#### Exercise
The word "content" may appear in some lines of the data; copy every such line.

[[ Given data open ]]

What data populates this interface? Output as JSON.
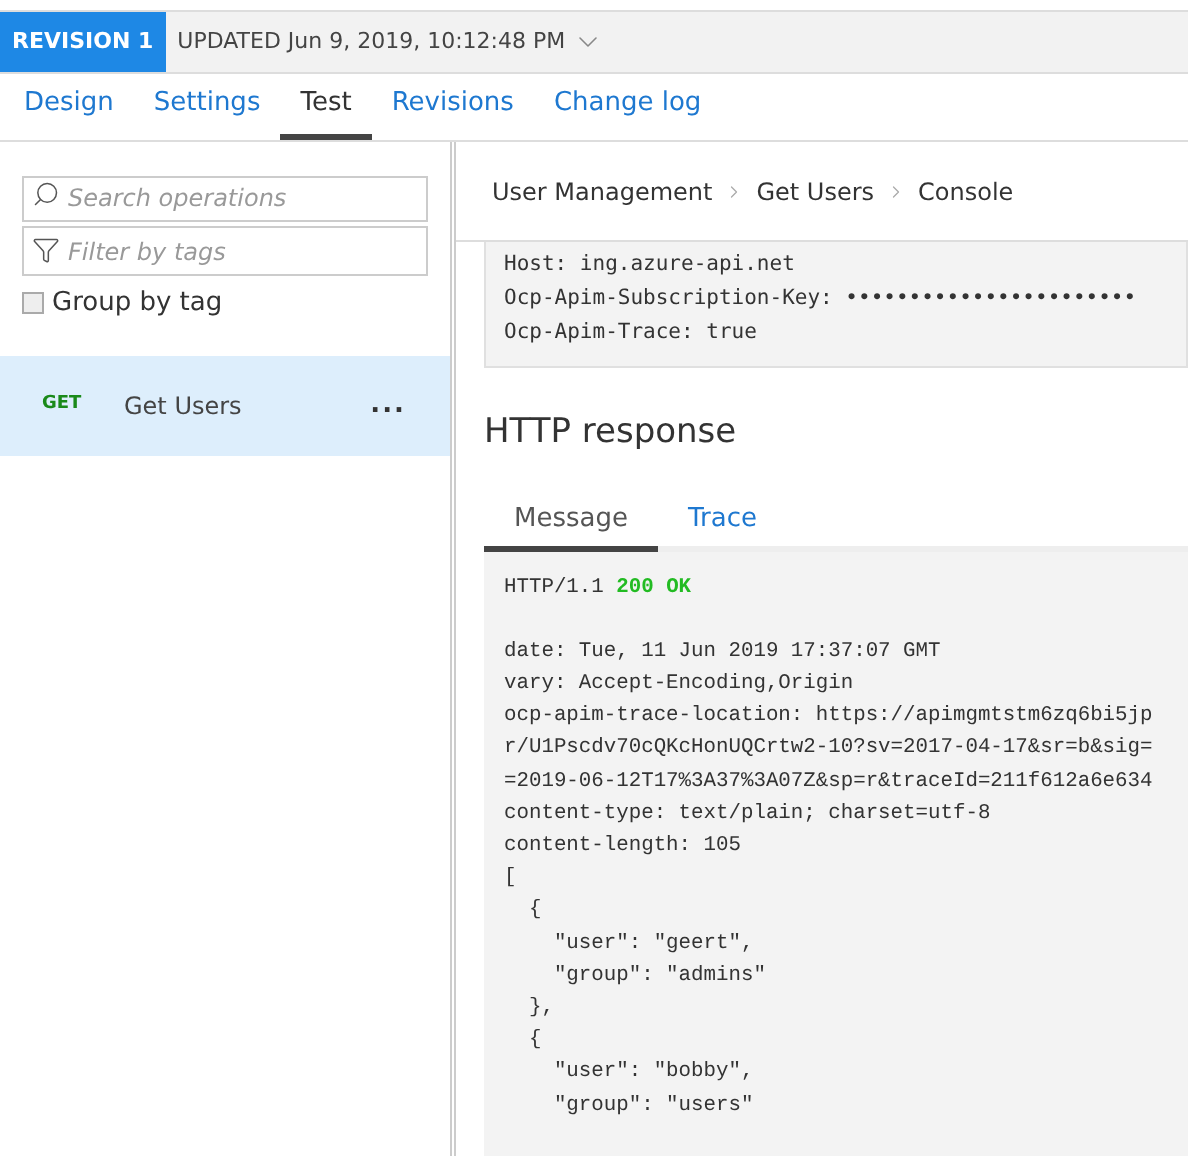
{
  "revision": {
    "badge": "REVISION 1",
    "updated": "UPDATED Jun 9, 2019, 10:12:48 PM"
  },
  "tabs": [
    {
      "label": "Design",
      "selected": false
    },
    {
      "label": "Settings",
      "selected": false
    },
    {
      "label": "Test",
      "selected": true
    },
    {
      "label": "Revisions",
      "selected": false
    },
    {
      "label": "Change log",
      "selected": false
    }
  ],
  "sidebar": {
    "search": {
      "placeholder": "Search operations"
    },
    "filter": {
      "placeholder": "Filter by tags"
    },
    "group_by_tag": {
      "label": "Group by tag",
      "checked": false
    },
    "operations": [
      {
        "method": "GET",
        "name": "Get Users",
        "more": "...",
        "selected": true
      }
    ]
  },
  "breadcrumb": [
    "User Management",
    "Get Users",
    "Console"
  ],
  "request_headers": [
    "Host: ing.azure-api.net",
    "Ocp-Apim-Subscription-Key: •••••••••••••••••••••••",
    "Ocp-Apim-Trace: true"
  ],
  "response": {
    "title": "HTTP response",
    "tabs": [
      {
        "label": "Message",
        "selected": true
      },
      {
        "label": "Trace",
        "selected": false
      }
    ],
    "status_line": {
      "protocol": "HTTP/1.1",
      "status": "200 OK"
    },
    "lines": [
      "date: Tue, 11 Jun 2019 17:37:07 GMT",
      "vary: Accept-Encoding,Origin",
      "ocp-apim-trace-location: https://apimgmtstm6zq6bi5jp",
      "r/U1Pscdv70cQKcHonUQCrtw2-10?sv=2017-04-17&sr=b&sig=",
      "=2019-06-12T17%3A37%3A07Z&sp=r&traceId=211f612a6e634",
      "content-type: text/plain; charset=utf-8",
      "content-length: 105",
      "[",
      "  {",
      "    \"user\": \"geert\",",
      "    \"group\": \"admins\"",
      "  },",
      "  {",
      "    \"user\": \"bobby\",",
      "    \"group\": \"users\""
    ]
  }
}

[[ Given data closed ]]

#### Result of this task
      "content-type: text/plain; charset=utf-8",
      "content-length: 105",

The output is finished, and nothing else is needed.